A lot has changed in the two years since I moved back to work in Downtown Stockton, almost all of it for the better. But one thing that has not changed (and I fear may never change) is one particular item: the debate about parking. It seems you can’t get two sentences in to a conversation about the rejuvenation of downtown without someone broaching the topic of the “lack of parking” in the area. Without context, you would think there are massive traffic jams and people circling block after block to find a parking spot. And to many, this is a sure sign that downtown will never actually succeed.
But today, I wanted to return from a brief writing hiatus to make a bold (to some), but completely substantiated statement: Downtown Stockton does NOT have a shortage of parking. I repeat: There are more than enough spaces in the downtown core to accommodate visitors and workers a like. And it’s not even close, and I can prove it.
If you know me, you know that I rely on quantitative information. And fortunately, we have data that shows just how much parking we have. In 2009, before the economy completely tanked, the state Administration of the Courts (AOC) conducted an Environmental Impact Report (EIR) assessing the impacts of constructing a new courthouse (the one we see nearing completion today). In this analysis, the EIR examined the impact that this new courthouse—with its increased workforce and new visitors—would have on the existing downtown parking supply. The conclusion: There would be minimal impact.
This conclusion was based on an analysis of available parking in late 2008. Specifically, the EIR found that at any given time during the work week– day, afternoon, or evening– there was a vast surplus of parking. See for yourself:
The first chart shows parking availability at various facilities at different points during the day. As you can see, at any given time, these facilities were only between 62% and 68% occupied, with over 1,000 vacant spaces. The second chart focuses specifically on three of the city’s largest parking facilities—the Eberhardt, Coy and Hunter garages— at two points during the morning hours and similarly found that at any given day there could be between 300 and 500 empty parking spaces. (And yes, I checked the dates of the analysis to ensure that they were not measuring on weekends or holidays).

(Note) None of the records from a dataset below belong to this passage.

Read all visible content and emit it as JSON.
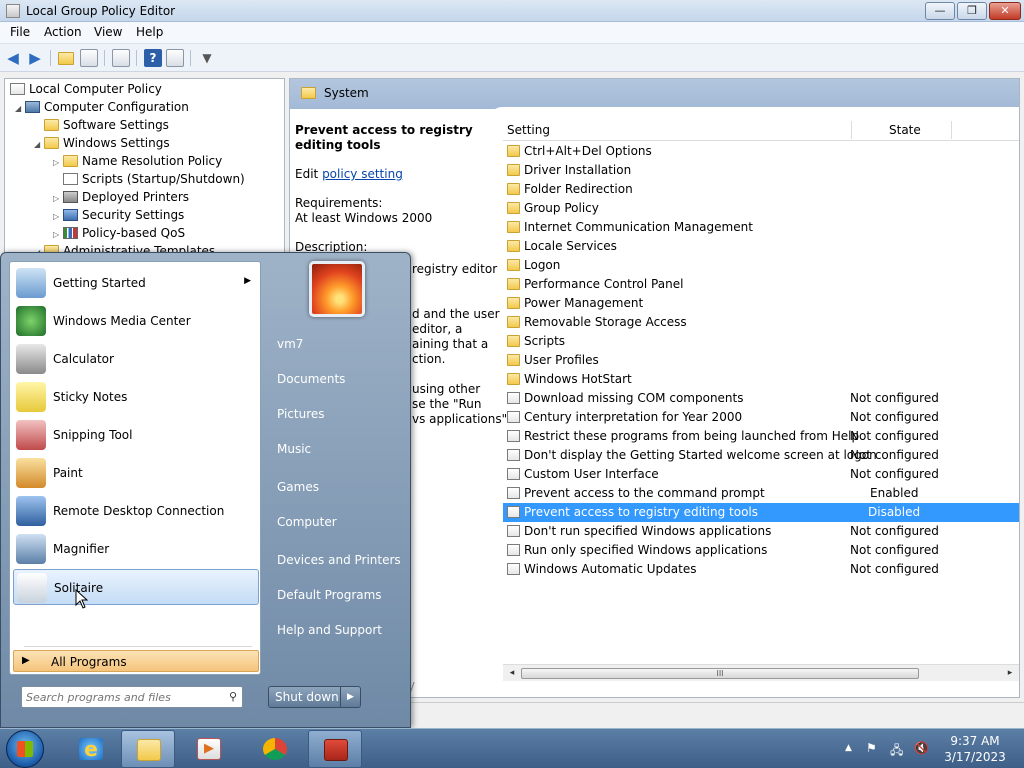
{
  "window": {
    "title": "Local Group Policy Editor",
    "buttons": {
      "minimize": "—",
      "maximize": "❐",
      "close": "✕"
    }
  },
  "menubar": {
    "items": [
      "File",
      "Action",
      "View",
      "Help"
    ]
  },
  "toolbar": {
    "icons": [
      "back-arrow-icon",
      "forward-arrow-icon",
      "up-folder-icon",
      "show-hide-tree-icon",
      "export-list-icon",
      "help-icon",
      "properties-icon",
      "filter-icon"
    ]
  },
  "tree": {
    "items": [
      {
        "label": "Local Computer Policy",
        "icon": "policy-icon"
      },
      {
        "label": "Computer Configuration",
        "icon": "computer-icon",
        "expander": "◢"
      },
      {
        "label": "Software Settings",
        "icon": "folder-icon"
      },
      {
        "label": "Windows Settings",
        "icon": "folder-icon",
        "expander": "◢"
      },
      {
        "label": "Name Resolution Policy",
        "icon": "folder-icon",
        "expander": "▷"
      },
      {
        "label": "Scripts (Startup/Shutdown)",
        "icon": "script-icon"
      },
      {
        "label": "Deployed Printers",
        "icon": "printer-icon",
        "expander": "▷"
      },
      {
        "label": "Security Settings",
        "icon": "shield-icon",
        "expander": "▷"
      },
      {
        "label": "Policy-based QoS",
        "icon": "qos-chart-icon",
        "expander": "▷"
      },
      {
        "label": "Administrative Templates",
        "icon": "folder-icon",
        "expander": "◢"
      }
    ]
  },
  "right_panel": {
    "header": "System",
    "description": {
      "title": "Prevent access to registry editing tools",
      "edit_prefix": "Edit ",
      "edit_link": "policy setting",
      "requirements_label": "Requirements:",
      "requirements_value": "At least Windows 2000",
      "description_label": "Description:",
      "fragments": [
        "registry editor",
        "d and the user",
        "editor, a",
        "aining that a",
        "ction.",
        "using other",
        "se the \"Run",
        "vs applications\""
      ]
    },
    "columns": {
      "setting": "Setting",
      "state": "State"
    },
    "rows": [
      {
        "name": "Ctrl+Alt+Del Options",
        "type": "folder",
        "state": ""
      },
      {
        "name": "Driver Installation",
        "type": "folder",
        "state": ""
      },
      {
        "name": "Folder Redirection",
        "type": "folder",
        "state": ""
      },
      {
        "name": "Group Policy",
        "type": "folder",
        "state": ""
      },
      {
        "name": "Internet Communication Management",
        "type": "folder",
        "state": ""
      },
      {
        "name": "Locale Services",
        "type": "folder",
        "state": ""
      },
      {
        "name": "Logon",
        "type": "folder",
        "state": ""
      },
      {
        "name": "Performance Control Panel",
        "type": "folder",
        "state": ""
      },
      {
        "name": "Power Management",
        "type": "folder",
        "state": ""
      },
      {
        "name": "Removable Storage Access",
        "type": "folder",
        "state": ""
      },
      {
        "name": "Scripts",
        "type": "folder",
        "state": ""
      },
      {
        "name": "User Profiles",
        "type": "folder",
        "state": ""
      },
      {
        "name": "Windows HotStart",
        "type": "folder",
        "state": ""
      },
      {
        "name": "Download missing COM components",
        "type": "policy",
        "state": "Not configured"
      },
      {
        "name": "Century interpretation for Year 2000",
        "type": "policy",
        "state": "Not configured"
      },
      {
        "name": "Restrict these programs from being launched from Help",
        "type": "policy",
        "state": "Not configured"
      },
      {
        "name": "Don't display the Getting Started welcome screen at logon",
        "type": "policy",
        "state": "Not configured"
      },
      {
        "name": "Custom User Interface",
        "type": "policy",
        "state": "Not configured"
      },
      {
        "name": "Prevent access to the command prompt",
        "type": "policy",
        "state": "Enabled"
      },
      {
        "name": "Prevent access to registry editing tools",
        "type": "policy",
        "state": "Disabled",
        "selected": true
      },
      {
        "name": "Don't run specified Windows applications",
        "type": "policy",
        "state": "Not configured"
      },
      {
        "name": "Run only specified Windows applications",
        "type": "policy",
        "state": "Not configured"
      },
      {
        "name": "Windows Automatic Updates",
        "type": "policy",
        "state": "Not configured"
      }
    ],
    "scrollbar": {
      "left": "◂",
      "grip": "III",
      "right": "▸"
    }
  },
  "start_menu": {
    "programs": [
      {
        "label": "Getting Started",
        "icon": "getting-started-icon",
        "submenu": "▶"
      },
      {
        "label": "Windows Media Center",
        "icon": "windows-media-center-icon"
      },
      {
        "label": "Calculator",
        "icon": "calculator-icon"
      },
      {
        "label": "Sticky Notes",
        "icon": "sticky-notes-icon"
      },
      {
        "label": "Snipping Tool",
        "icon": "snipping-tool-icon"
      },
      {
        "label": "Paint",
        "icon": "paint-icon"
      },
      {
        "label": "Remote Desktop Connection",
        "icon": "remote-desktop-icon"
      },
      {
        "label": "Magnifier",
        "icon": "magnifier-icon"
      },
      {
        "label": "Solitaire",
        "icon": "solitaire-icon",
        "hover": true
      }
    ],
    "all_programs": {
      "arrow": "▶",
      "label": "All Programs"
    },
    "search": {
      "placeholder": "Search programs and files",
      "icon": "⚲"
    },
    "user_picture": "user-picture-flower",
    "right_items": [
      "vm7",
      "Documents",
      "Pictures",
      "Music",
      "Games",
      "Computer",
      "Devices and Printers",
      "Default Programs",
      "Help and Support"
    ],
    "shutdown": {
      "label": "Shut down",
      "arrow": "▶"
    }
  },
  "taskbar": {
    "start": "start-orb-icon",
    "apps": [
      {
        "name": "internet-explorer-icon",
        "state": "pinned",
        "glyph": "e"
      },
      {
        "name": "windows-explorer-icon",
        "state": "active"
      },
      {
        "name": "media-player-icon",
        "state": "pinned",
        "glyph": "▶"
      },
      {
        "name": "chrome-icon",
        "state": "pinned"
      },
      {
        "name": "toolbox-app-icon",
        "state": "running"
      }
    ],
    "tray": {
      "show_hidden": "▲",
      "flag": "⚑",
      "network": "🖧",
      "volume_muted": "🔇"
    },
    "clock": {
      "time": "9:37 AM",
      "date": "3/17/2023"
    }
  },
  "colors": {
    "selection": "#3399ff",
    "link": "#0645ad",
    "taskbar": "#3e5f87"
  }
}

At this point, you’re probably asking, can a study from 2009 really apply to Downtown Stockton today? The answer is yes. According to US Census data, 2008/2009 jobs outpace the number of current jobs from 16,000 to 17,000 back then to about 15,000 today.
Moreover, many spaces occupied in city facilities today are reserved for construction workers of the new downtown courthouse. A quick call to the city’s new parking provider, SP+, confirms this. This finding means when construction of the new courthouse is complete, dozens of new spots will open up once again.
Given this analysis, we can safely conclude that back in 2008, when downtown supported a significantly higher amount of jobs, our current parking facilities had more than enough space to meet demand.
For some, this analysis still may not be enough to prove that Downtown Stockton has ample parking. To that end, I submit the following visual evidence:
These photos are from the Market Street, Ed Coy, and Channel Street garages, respectively. These were taken recently during the work week recently around 10am. As you can see, entire floors of these facilities sit vacant.
All of this being said, I’m willing to concede that the city may be inefficiently using existing parking. It may very well be the case that the share of monthly permits to daily users is not balanced. In fact, the AOC EIR notes that their researchers observed garage workers closing off the garages to non-monthly permit holders despite there being vacancies available. Perhaps we reserve too many spots for “transient” cars, and not enough for monthly permits. This is definitely an area that should be examined to create a more efficient use of existing parking facilities.
However, I think the bigger issue here is behavior. Stocktonians are not accustomed to walking more than a few feet to get to their destination and, as a result, walking one or two blocks seems excessive to a lot of people. But it’s time we get over the expectation that parking should be free, convenient and abundant. This is not a realistic expectation in an urban environment. Downtown Stockton is not a strip mall and we should never strive to provide parking so plentiful that walking a block or two seems like an odyssey. While there may not be parking on the same block as a specific retailer or employer in downtown, it’s probably only a block or two away at most either in a garage or on a less busy street.
Part of this responsibility falls on the downtown community itself. In order to make visitors and workers comfortable with a short walk, more has to be done to activate the streets. We need more street-level activity that engages the pedestrian. We need better design so that there are no blank walls or barren sidewalks that make an 800 foot walk from the garage to the office seem like you’re crossing a desolate land.
Unfortunately, there will always be a sense of entitlement to free and convenient parking in Stockton and most of California, and that’s fine. For those able bodied individuals who are offended by the concept of walking, luckily most development in Stockton for the past 50 years accommodates their demands. Thanks to outdated parking requirements, there’s nary a big box store, shopping center or fast food chain that does not provide an overabundance of parking spots. But for those who want to see downtown return to the glory days, the “injustice” of parking in a city garage or paying for a parking meter is not a deterrent: it’s part of the urban experience of any large or midsized city worth its salt.